What needs to be done: Each entry should be returned exactly as written, with no pictures carried over.
[Opening Material to process section]
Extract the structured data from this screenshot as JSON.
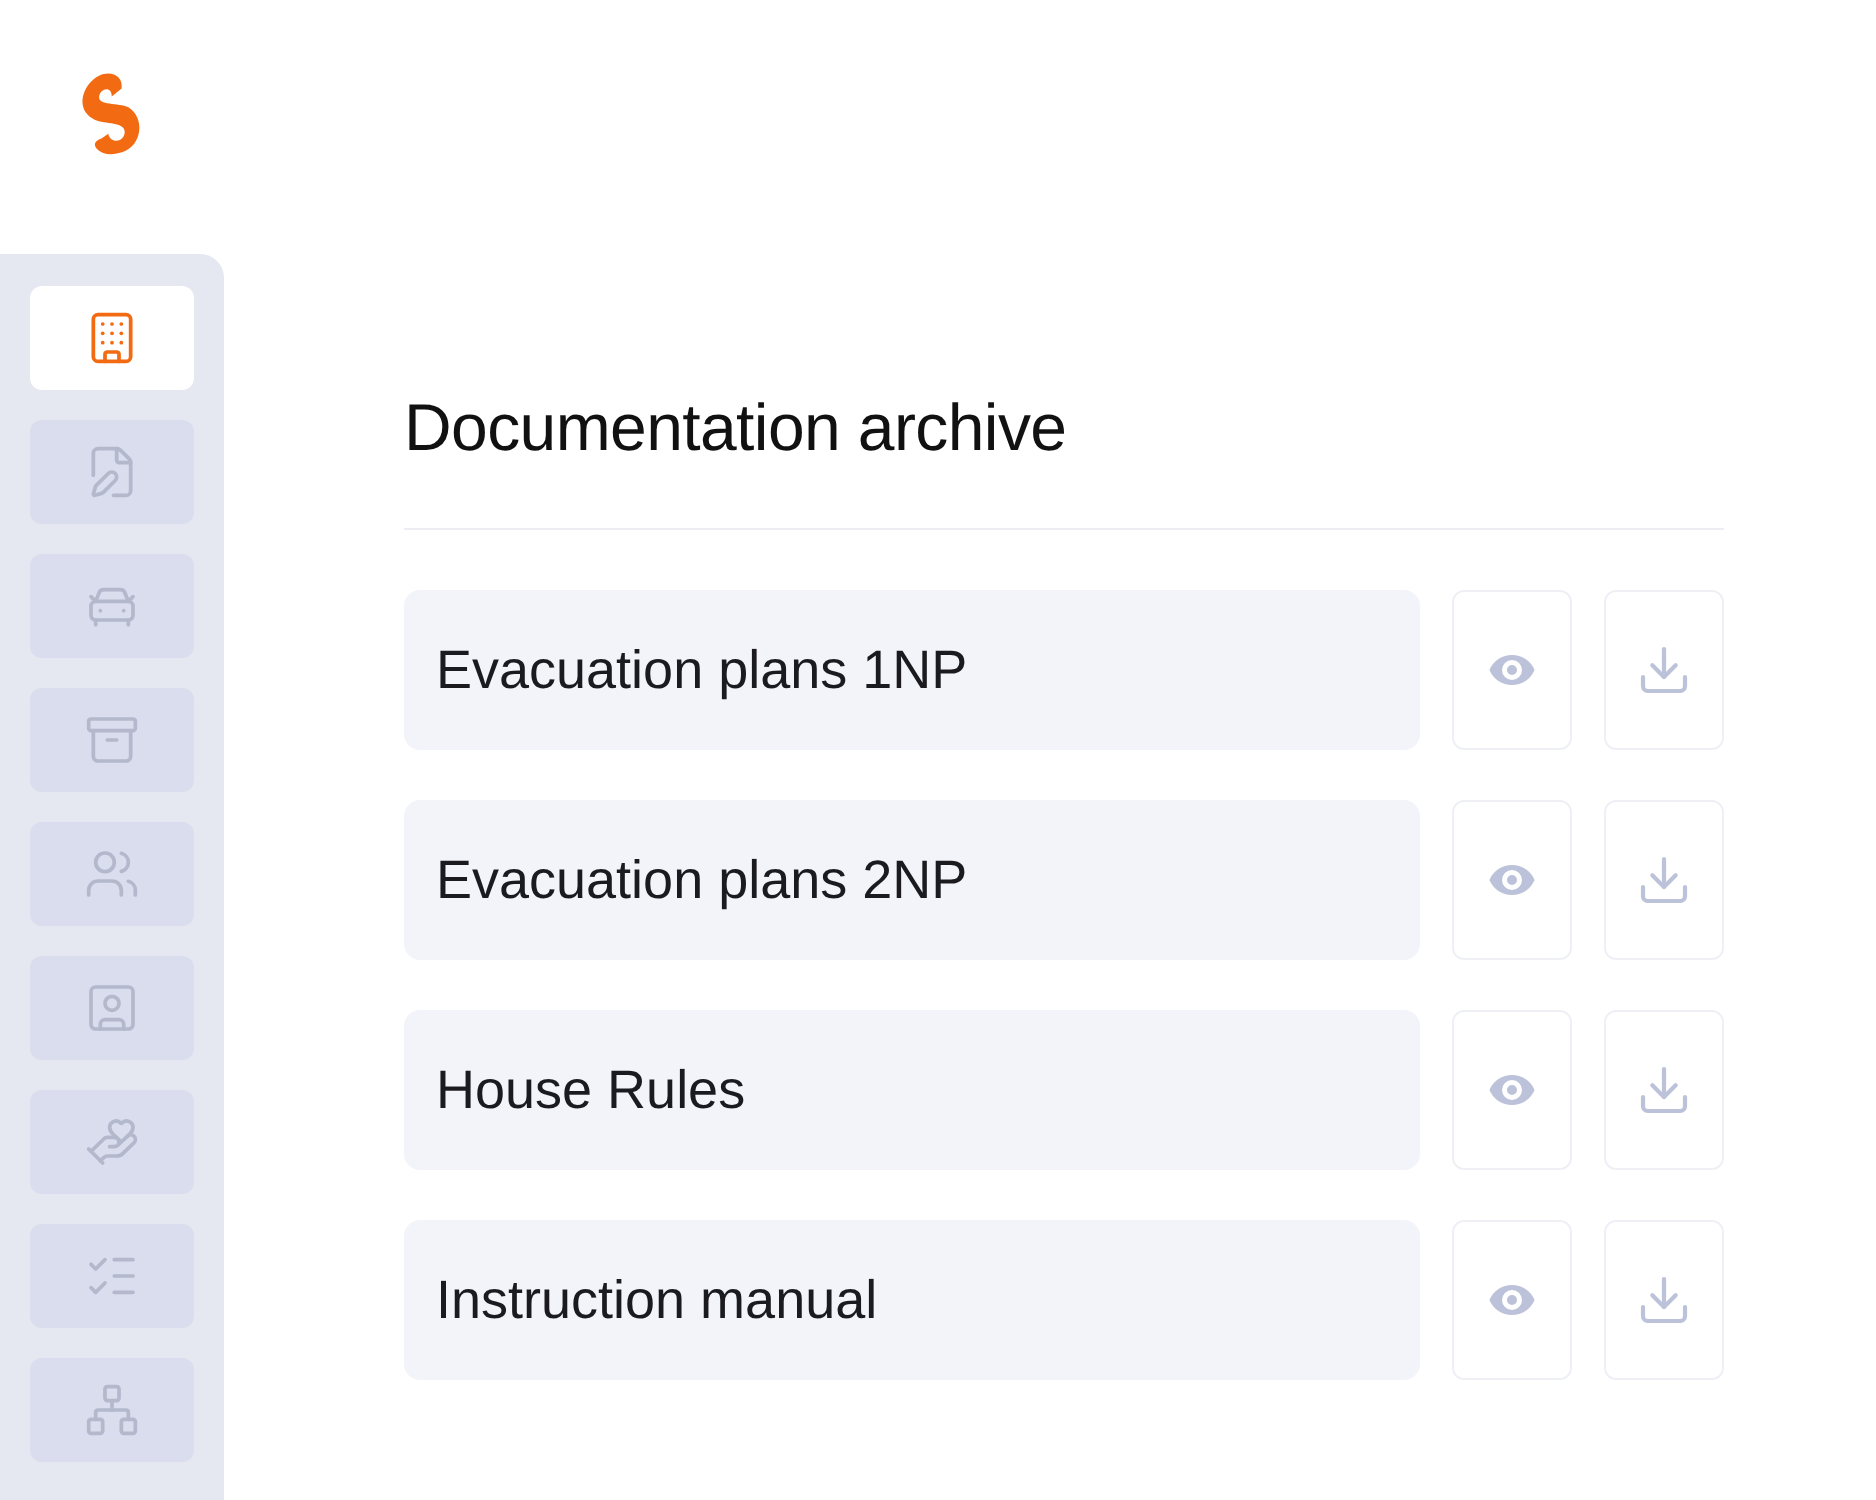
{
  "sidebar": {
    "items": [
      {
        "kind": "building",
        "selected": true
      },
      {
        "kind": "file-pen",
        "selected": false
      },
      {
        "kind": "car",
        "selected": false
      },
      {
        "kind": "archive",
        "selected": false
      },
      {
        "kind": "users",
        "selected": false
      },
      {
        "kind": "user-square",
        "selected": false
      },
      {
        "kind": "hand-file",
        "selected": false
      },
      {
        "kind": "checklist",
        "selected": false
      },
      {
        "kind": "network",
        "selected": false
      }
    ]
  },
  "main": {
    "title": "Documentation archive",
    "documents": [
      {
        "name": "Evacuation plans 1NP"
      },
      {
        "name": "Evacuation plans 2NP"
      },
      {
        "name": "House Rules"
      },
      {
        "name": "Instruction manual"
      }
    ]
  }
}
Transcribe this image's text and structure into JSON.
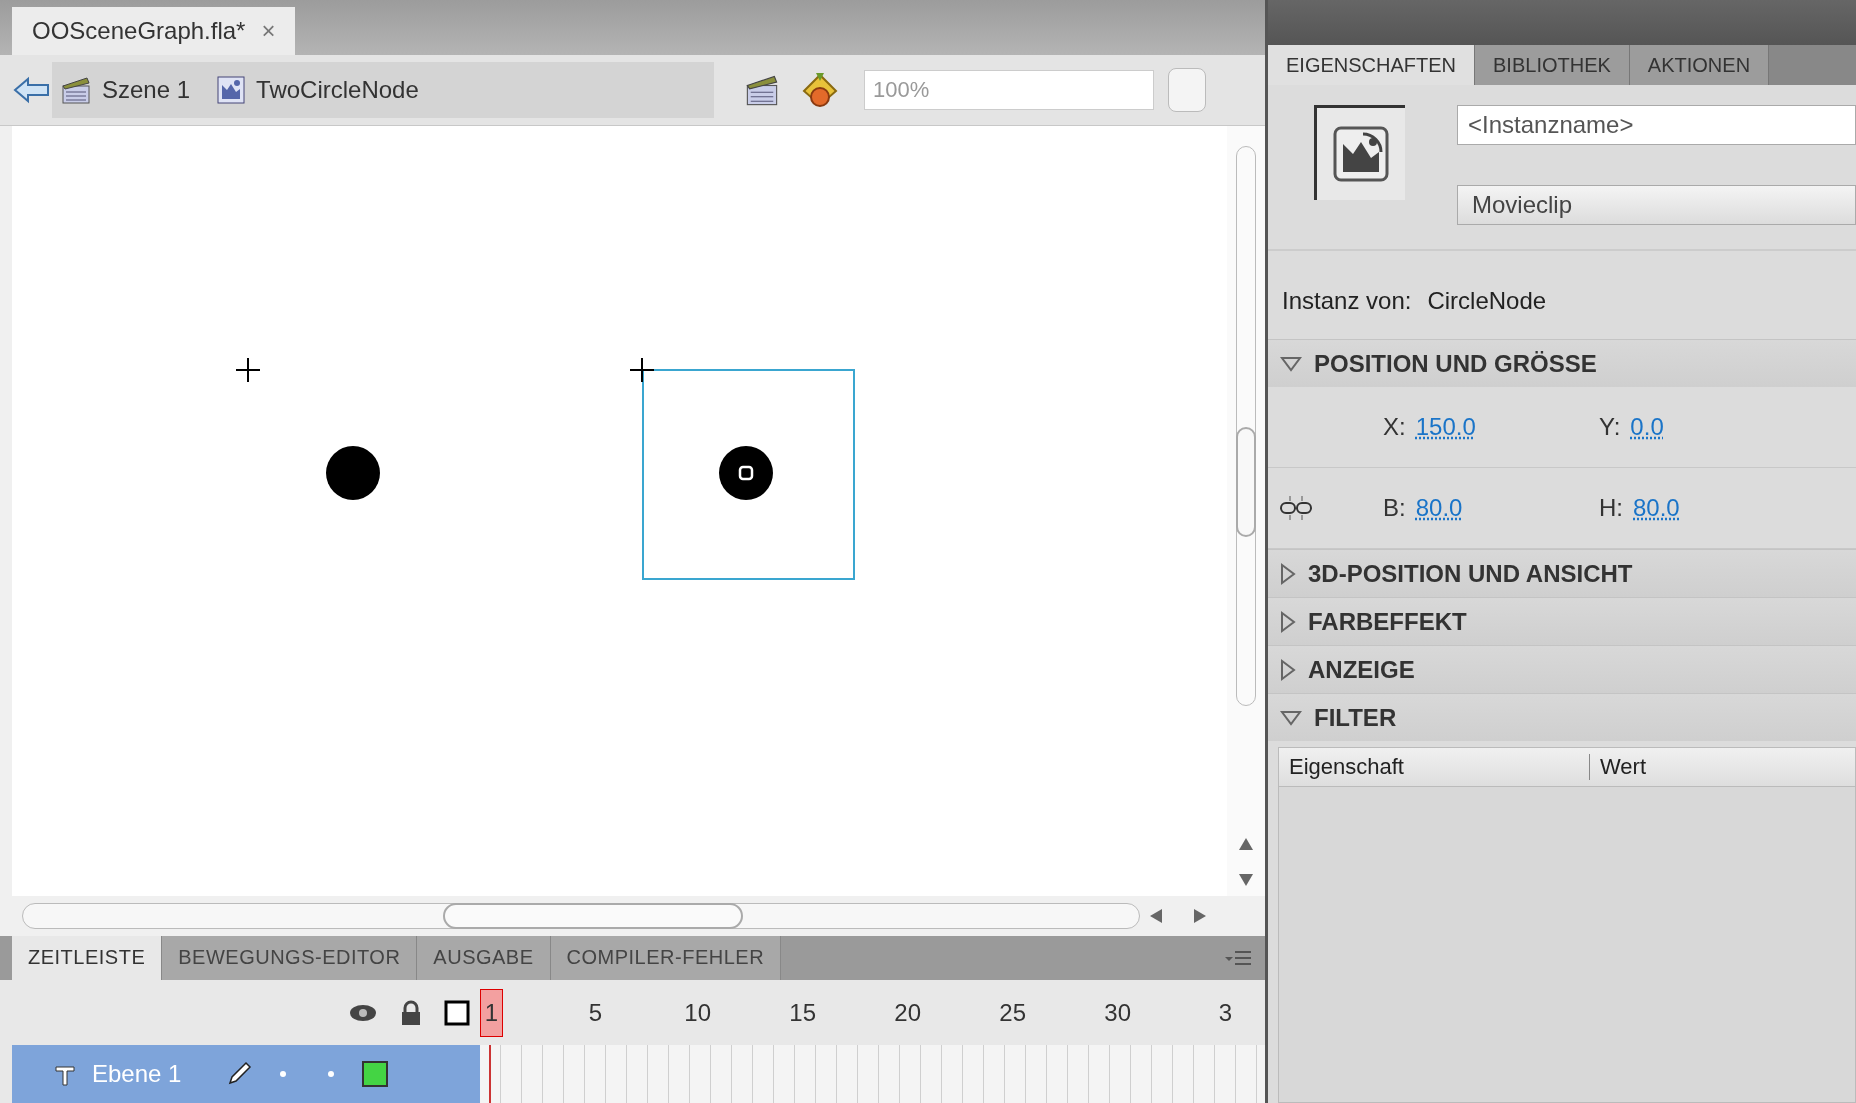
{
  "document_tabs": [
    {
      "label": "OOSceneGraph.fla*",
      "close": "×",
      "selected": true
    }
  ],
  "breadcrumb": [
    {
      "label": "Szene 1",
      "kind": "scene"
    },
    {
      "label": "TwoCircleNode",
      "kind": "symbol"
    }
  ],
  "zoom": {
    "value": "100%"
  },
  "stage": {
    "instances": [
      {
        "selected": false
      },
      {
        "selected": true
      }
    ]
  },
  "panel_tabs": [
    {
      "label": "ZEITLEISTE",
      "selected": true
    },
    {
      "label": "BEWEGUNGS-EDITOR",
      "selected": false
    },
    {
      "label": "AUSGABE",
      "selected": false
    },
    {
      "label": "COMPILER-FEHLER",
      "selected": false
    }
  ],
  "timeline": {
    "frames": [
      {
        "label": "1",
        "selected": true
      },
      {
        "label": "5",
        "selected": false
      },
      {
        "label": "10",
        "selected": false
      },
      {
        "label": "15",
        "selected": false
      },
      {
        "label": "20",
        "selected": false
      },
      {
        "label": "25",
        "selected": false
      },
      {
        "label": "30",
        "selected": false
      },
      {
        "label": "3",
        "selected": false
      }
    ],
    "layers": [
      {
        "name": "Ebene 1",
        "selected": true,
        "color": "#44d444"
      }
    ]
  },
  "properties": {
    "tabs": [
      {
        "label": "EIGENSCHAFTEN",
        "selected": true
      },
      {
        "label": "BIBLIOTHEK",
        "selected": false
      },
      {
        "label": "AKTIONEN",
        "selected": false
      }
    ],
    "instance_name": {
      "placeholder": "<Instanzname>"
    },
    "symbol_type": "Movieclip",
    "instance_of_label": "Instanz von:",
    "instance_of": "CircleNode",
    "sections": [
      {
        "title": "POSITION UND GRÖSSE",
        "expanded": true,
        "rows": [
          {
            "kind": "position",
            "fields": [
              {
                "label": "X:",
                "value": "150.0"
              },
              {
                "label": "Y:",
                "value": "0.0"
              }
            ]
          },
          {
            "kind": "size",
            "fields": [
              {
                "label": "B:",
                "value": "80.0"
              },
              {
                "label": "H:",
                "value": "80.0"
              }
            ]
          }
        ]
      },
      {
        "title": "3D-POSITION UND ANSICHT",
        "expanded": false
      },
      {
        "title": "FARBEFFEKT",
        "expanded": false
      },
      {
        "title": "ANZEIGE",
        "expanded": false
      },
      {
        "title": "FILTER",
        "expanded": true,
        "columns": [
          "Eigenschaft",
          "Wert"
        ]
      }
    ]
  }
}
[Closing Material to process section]
Response box:
Extract the structured data from this screenshot as JSON.
{
  "sidebar": {
    "items": [
      {
        "kind": "building",
        "selected": true
      },
      {
        "kind": "file-pen",
        "selected": false
      },
      {
        "kind": "car",
        "selected": false
      },
      {
        "kind": "archive",
        "selected": false
      },
      {
        "kind": "users",
        "selected": false
      },
      {
        "kind": "user-square",
        "selected": false
      },
      {
        "kind": "hand-file",
        "selected": false
      },
      {
        "kind": "checklist",
        "selected": false
      },
      {
        "kind": "network",
        "selected": false
      }
    ]
  },
  "main": {
    "title": "Documentation archive",
    "documents": [
      {
        "name": "Evacuation plans 1NP"
      },
      {
        "name": "Evacuation plans 2NP"
      },
      {
        "name": "House Rules"
      },
      {
        "name": "Instruction manual"
      }
    ]
  }
}
Transcribe this image's text and structure into JSON.
{
  "document_tabs": [
    {
      "label": "OOSceneGraph.fla*",
      "close": "×",
      "selected": true
    }
  ],
  "breadcrumb": [
    {
      "label": "Szene 1",
      "kind": "scene"
    },
    {
      "label": "TwoCircleNode",
      "kind": "symbol"
    }
  ],
  "zoom": {
    "value": "100%"
  },
  "stage": {
    "instances": [
      {
        "selected": false
      },
      {
        "selected": true
      }
    ]
  },
  "panel_tabs": [
    {
      "label": "ZEITLEISTE",
      "selected": true
    },
    {
      "label": "BEWEGUNGS-EDITOR",
      "selected": false
    },
    {
      "label": "AUSGABE",
      "selected": false
    },
    {
      "label": "COMPILER-FEHLER",
      "selected": false
    }
  ],
  "timeline": {
    "frames": [
      {
        "label": "1",
        "selected": true
      },
      {
        "label": "5",
        "selected": false
      },
      {
        "label": "10",
        "selected": false
      },
      {
        "label": "15",
        "selected": false
      },
      {
        "label": "20",
        "selected": false
      },
      {
        "label": "25",
        "selected": false
      },
      {
        "label": "30",
        "selected": false
      },
      {
        "label": "3",
        "selected": false
      }
    ],
    "layers": [
      {
        "name": "Ebene 1",
        "selected": true,
        "color": "#44d444"
      }
    ]
  },
  "properties": {
    "tabs": [
      {
        "label": "EIGENSCHAFTEN",
        "selected": true
      },
      {
        "label": "BIBLIOTHEK",
        "selected": false
      },
      {
        "label": "AKTIONEN",
        "selected": false
      }
    ],
    "instance_name": {
      "placeholder": "<Instanzname>"
    },
    "symbol_type": "Movieclip",
    "instance_of_label": "Instanz von:",
    "instance_of": "CircleNode",
    "sections": [
      {
        "title": "POSITION UND GRÖSSE",
        "expanded": true,
        "rows": [
          {
            "kind": "position",
            "fields": [
              {
                "label": "X:",
                "value": "150.0"
              },
              {
                "label": "Y:",
                "value": "0.0"
              }
            ]
          },
          {
            "kind": "size",
            "fields": [
              {
                "label": "B:",
                "value": "80.0"
              },
              {
                "label": "H:",
                "value": "80.0"
              }
            ]
          }
        ]
      },
      {
        "title": "3D-POSITION UND ANSICHT",
        "expanded": false
      },
      {
        "title": "FARBEFFEKT",
        "expanded": false
      },
      {
        "title": "ANZEIGE",
        "expanded": false
      },
      {
        "title": "FILTER",
        "expanded": true,
        "columns": [
          "Eigenschaft",
          "Wert"
        ]
      }
    ]
  }
}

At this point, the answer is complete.